Could you write out the records below exactly as they appear?

.....

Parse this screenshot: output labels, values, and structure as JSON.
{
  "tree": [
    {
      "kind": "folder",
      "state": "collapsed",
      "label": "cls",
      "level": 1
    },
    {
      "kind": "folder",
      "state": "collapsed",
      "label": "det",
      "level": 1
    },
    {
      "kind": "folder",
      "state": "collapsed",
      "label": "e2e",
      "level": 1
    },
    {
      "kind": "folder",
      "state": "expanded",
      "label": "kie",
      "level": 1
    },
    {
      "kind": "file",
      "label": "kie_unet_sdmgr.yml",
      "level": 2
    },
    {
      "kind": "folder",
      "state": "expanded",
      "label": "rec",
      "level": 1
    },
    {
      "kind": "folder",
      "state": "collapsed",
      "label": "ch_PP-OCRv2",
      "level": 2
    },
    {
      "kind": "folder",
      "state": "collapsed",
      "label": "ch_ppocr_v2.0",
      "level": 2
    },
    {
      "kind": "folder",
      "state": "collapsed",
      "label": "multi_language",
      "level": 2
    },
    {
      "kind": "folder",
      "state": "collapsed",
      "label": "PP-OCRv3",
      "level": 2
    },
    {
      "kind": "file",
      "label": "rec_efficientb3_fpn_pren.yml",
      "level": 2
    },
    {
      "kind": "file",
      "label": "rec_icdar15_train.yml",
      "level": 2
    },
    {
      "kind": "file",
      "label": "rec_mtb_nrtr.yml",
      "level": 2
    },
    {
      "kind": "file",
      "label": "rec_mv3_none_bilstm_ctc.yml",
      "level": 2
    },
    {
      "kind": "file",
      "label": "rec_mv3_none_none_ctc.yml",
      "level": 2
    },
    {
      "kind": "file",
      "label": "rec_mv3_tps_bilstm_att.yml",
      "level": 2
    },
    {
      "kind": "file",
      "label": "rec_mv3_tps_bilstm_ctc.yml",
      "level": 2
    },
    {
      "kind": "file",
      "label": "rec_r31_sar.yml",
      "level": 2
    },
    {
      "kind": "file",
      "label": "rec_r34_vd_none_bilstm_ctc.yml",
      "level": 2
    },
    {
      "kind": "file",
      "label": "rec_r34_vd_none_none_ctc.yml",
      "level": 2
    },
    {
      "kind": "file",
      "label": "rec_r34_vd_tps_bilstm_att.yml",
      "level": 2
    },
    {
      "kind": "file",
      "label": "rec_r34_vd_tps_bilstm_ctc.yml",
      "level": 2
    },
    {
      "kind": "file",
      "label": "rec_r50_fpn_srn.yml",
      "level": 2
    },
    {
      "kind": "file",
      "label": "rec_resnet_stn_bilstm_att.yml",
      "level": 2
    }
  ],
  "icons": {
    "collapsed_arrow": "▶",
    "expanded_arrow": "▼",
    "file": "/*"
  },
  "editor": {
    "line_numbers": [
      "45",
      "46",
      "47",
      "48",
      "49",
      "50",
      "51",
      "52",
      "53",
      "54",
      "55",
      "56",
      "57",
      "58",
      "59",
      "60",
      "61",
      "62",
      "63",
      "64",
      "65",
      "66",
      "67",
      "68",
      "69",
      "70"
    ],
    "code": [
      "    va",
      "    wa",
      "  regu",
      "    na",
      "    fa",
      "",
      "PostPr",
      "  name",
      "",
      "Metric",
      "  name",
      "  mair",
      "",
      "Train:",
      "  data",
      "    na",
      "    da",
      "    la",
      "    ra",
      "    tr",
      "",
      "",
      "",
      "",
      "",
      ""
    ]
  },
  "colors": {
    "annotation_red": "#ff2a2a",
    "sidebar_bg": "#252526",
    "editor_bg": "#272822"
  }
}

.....

*SOLUTION TO THIS PROBLEM*.
Parse this screenshot: output labels, values, and structure as JSON.
{
  "tree": [
    {
      "kind": "folder",
      "state": "collapsed",
      "label": "cls",
      "level": 1
    },
    {
      "kind": "folder",
      "state": "collapsed",
      "label": "det",
      "level": 1
    },
    {
      "kind": "folder",
      "state": "collapsed",
      "label": "e2e",
      "level": 1
    },
    {
      "kind": "folder",
      "state": "expanded",
      "label": "kie",
      "level": 1
    },
    {
      "kind": "file",
      "label": "kie_unet_sdmgr.yml",
      "level": 2
    },
    {
      "kind": "folder",
      "state": "expanded",
      "label": "rec",
      "level": 1
    },
    {
      "kind": "folder",
      "state": "collapsed",
      "label": "ch_PP-OCRv2",
      "level": 2
    },
    {
      "kind": "folder",
      "state": "collapsed",
      "label": "ch_ppocr_v2.0",
      "level": 2
    },
    {
      "kind": "folder",
      "state": "collapsed",
      "label": "multi_language",
      "level": 2
    },
    {
      "kind": "folder",
      "state": "collapsed",
      "label": "PP-OCRv3",
      "level": 2
    },
    {
      "kind": "file",
      "label": "rec_efficientb3_fpn_pren.yml",
      "level": 2
    },
    {
      "kind": "file",
      "label": "rec_icdar15_train.yml",
      "level": 2
    },
    {
      "kind": "file",
      "label": "rec_mtb_nrtr.yml",
      "level": 2
    },
    {
      "kind": "file",
      "label": "rec_mv3_none_bilstm_ctc.yml",
      "level": 2
    },
    {
      "kind": "file",
      "label": "rec_mv3_none_none_ctc.yml",
      "level": 2
    },
    {
      "kind": "file",
      "label": "rec_mv3_tps_bilstm_att.yml",
      "level": 2
    },
    {
      "kind": "file",
      "label": "rec_mv3_tps_bilstm_ctc.yml",
      "level": 2
    },
    {
      "kind": "file",
      "label": "rec_r31_sar.yml",
      "level": 2
    },
    {
      "kind": "file",
      "label": "rec_r34_vd_none_bilstm_ctc.yml",
      "level": 2
    },
    {
      "kind": "file",
      "label": "rec_r34_vd_none_none_ctc.yml",
      "level": 2
    },
    {
      "kind": "file",
      "label": "rec_r34_vd_tps_bilstm_att.yml",
      "level": 2
    },
    {
      "kind": "file",
      "label": "rec_r34_vd_tps_bilstm_ctc.yml",
      "level": 2
    },
    {
      "kind": "file",
      "label": "rec_r50_fpn_srn.yml",
      "level": 2
    },
    {
      "kind": "file",
      "label": "rec_resnet_stn_bilstm_att.yml",
      "level": 2
    }
  ],
  "icons": {
    "collapsed_arrow": "▶",
    "expanded_arrow": "▼",
    "file": "/*"
  },
  "editor": {
    "line_numbers": [
      "45",
      "46",
      "47",
      "48",
      "49",
      "50",
      "51",
      "52",
      "53",
      "54",
      "55",
      "56",
      "57",
      "58",
      "59",
      "60",
      "61",
      "62",
      "63",
      "64",
      "65",
      "66",
      "67",
      "68",
      "69",
      "70"
    ],
    "code": [
      "    va",
      "    wa",
      "  regu",
      "    na",
      "    fa",
      "",
      "PostPr",
      "  name",
      "",
      "Metric",
      "  name",
      "  mair",
      "",
      "Train:",
      "  data",
      "    na",
      "    da",
      "    la",
      "    ra",
      "    tr",
      "",
      "",
      "",
      "",
      "",
      ""
    ]
  },
  "colors": {
    "annotation_red": "#ff2a2a",
    "sidebar_bg": "#252526",
    "editor_bg": "#272822"
  }
}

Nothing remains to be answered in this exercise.